**WORK INSTRUCTION**
Print the complete set of entries exactly.

**EXTRACTED RECORDS**
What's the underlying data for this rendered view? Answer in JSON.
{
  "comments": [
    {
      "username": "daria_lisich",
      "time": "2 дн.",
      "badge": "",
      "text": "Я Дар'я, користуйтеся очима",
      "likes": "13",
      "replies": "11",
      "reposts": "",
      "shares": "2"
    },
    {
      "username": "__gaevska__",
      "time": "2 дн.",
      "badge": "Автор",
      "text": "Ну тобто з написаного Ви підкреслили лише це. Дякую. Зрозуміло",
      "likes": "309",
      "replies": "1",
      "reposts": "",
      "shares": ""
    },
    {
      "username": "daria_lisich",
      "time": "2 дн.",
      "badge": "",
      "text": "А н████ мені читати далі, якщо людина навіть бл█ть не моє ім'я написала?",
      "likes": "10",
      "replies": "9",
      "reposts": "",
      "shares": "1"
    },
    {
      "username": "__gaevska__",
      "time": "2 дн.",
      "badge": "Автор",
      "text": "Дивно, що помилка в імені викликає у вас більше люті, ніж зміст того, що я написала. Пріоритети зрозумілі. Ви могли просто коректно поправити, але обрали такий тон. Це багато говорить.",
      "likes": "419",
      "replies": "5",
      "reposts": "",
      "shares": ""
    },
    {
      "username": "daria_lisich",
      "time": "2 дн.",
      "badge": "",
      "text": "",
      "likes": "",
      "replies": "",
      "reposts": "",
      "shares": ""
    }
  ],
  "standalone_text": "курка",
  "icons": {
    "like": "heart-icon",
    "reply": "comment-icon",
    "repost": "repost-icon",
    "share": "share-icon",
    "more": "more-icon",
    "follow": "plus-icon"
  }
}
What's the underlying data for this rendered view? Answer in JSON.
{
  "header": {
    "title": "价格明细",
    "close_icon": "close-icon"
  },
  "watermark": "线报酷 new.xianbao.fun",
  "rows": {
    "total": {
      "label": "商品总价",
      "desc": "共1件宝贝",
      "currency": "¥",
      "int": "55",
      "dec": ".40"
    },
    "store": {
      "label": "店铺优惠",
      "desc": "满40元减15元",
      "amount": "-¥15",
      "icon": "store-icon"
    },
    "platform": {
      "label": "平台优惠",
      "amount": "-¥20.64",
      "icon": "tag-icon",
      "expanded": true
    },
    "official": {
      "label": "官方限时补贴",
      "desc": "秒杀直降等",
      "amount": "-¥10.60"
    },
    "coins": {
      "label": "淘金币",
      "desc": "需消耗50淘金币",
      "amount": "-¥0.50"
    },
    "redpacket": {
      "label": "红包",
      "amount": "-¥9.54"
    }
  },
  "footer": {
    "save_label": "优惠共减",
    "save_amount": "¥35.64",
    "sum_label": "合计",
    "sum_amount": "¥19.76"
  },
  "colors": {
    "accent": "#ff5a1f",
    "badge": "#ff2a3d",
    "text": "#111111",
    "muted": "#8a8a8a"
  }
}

**YOUR SOLUTION**
What's the underlying data for this rendered view? Answer in JSON.
{
  "comments": [
    {
      "username": "daria_lisich",
      "time": "2 дн.",
      "badge": "",
      "text": "Я Дар'я, користуйтеся очима",
      "likes": "13",
      "replies": "11",
      "reposts": "",
      "shares": "2"
    },
    {
      "username": "__gaevska__",
      "time": "2 дн.",
      "badge": "Автор",
      "text": "Ну тобто з написаного Ви підкреслили лише це. Дякую. Зрозуміло",
      "likes": "309",
      "replies": "1",
      "reposts": "",
      "shares": ""
    },
    {
      "username": "daria_lisich",
      "time": "2 дн.",
      "badge": "",
      "text": "А н████ мені читати далі, якщо людина навіть бл█ть не моє ім'я написала?",
      "likes": "10",
      "replies": "9",
      "reposts": "",
      "shares": "1"
    },
    {
      "username": "__gaevska__",
      "time": "2 дн.",
      "badge": "Автор",
      "text": "Дивно, що помилка в імені викликає у вас більше люті, ніж зміст того, що я написала. Пріоритети зрозумілі. Ви могли просто коректно поправити, але обрали такий тон. Це багато говорить.",
      "likes": "419",
      "replies": "5",
      "reposts": "",
      "shares": ""
    },
    {
      "username": "daria_lisich",
      "time": "2 дн.",
      "badge": "",
      "text": "",
      "likes": "",
      "replies": "",
      "reposts": "",
      "shares": ""
    }
  ],
  "standalone_text": "курка",
  "icons": {
    "like": "heart-icon",
    "reply": "comment-icon",
    "repost": "repost-icon",
    "share": "share-icon",
    "more": "more-icon",
    "follow": "plus-icon"
  }
}
What's the underlying data for this rendered view? Answer in JSON.
{
  "header": {
    "title": "价格明细",
    "close_icon": "close-icon"
  },
  "watermark": "线报酷 new.xianbao.fun",
  "rows": {
    "total": {
      "label": "商品总价",
      "desc": "共1件宝贝",
      "currency": "¥",
      "int": "55",
      "dec": ".40"
    },
    "store": {
      "label": "店铺优惠",
      "desc": "满40元减15元",
      "amount": "-¥15",
      "icon": "store-icon"
    },
    "platform": {
      "label": "平台优惠",
      "amount": "-¥20.64",
      "icon": "tag-icon",
      "expanded": true
    },
    "official": {
      "label": "官方限时补贴",
      "desc": "秒杀直降等",
      "amount": "-¥10.60"
    },
    "coins": {
      "label": "淘金币",
      "desc": "需消耗50淘金币",
      "amount": "-¥0.50"
    },
    "redpacket": {
      "label": "红包",
      "amount": "-¥9.54"
    }
  },
  "footer": {
    "save_label": "优惠共减",
    "save_amount": "¥35.64",
    "sum_label": "合计",
    "sum_amount": "¥19.76"
  },
  "colors": {
    "accent": "#ff5a1f",
    "badge": "#ff2a3d",
    "text": "#111111",
    "muted": "#8a8a8a"
  }
}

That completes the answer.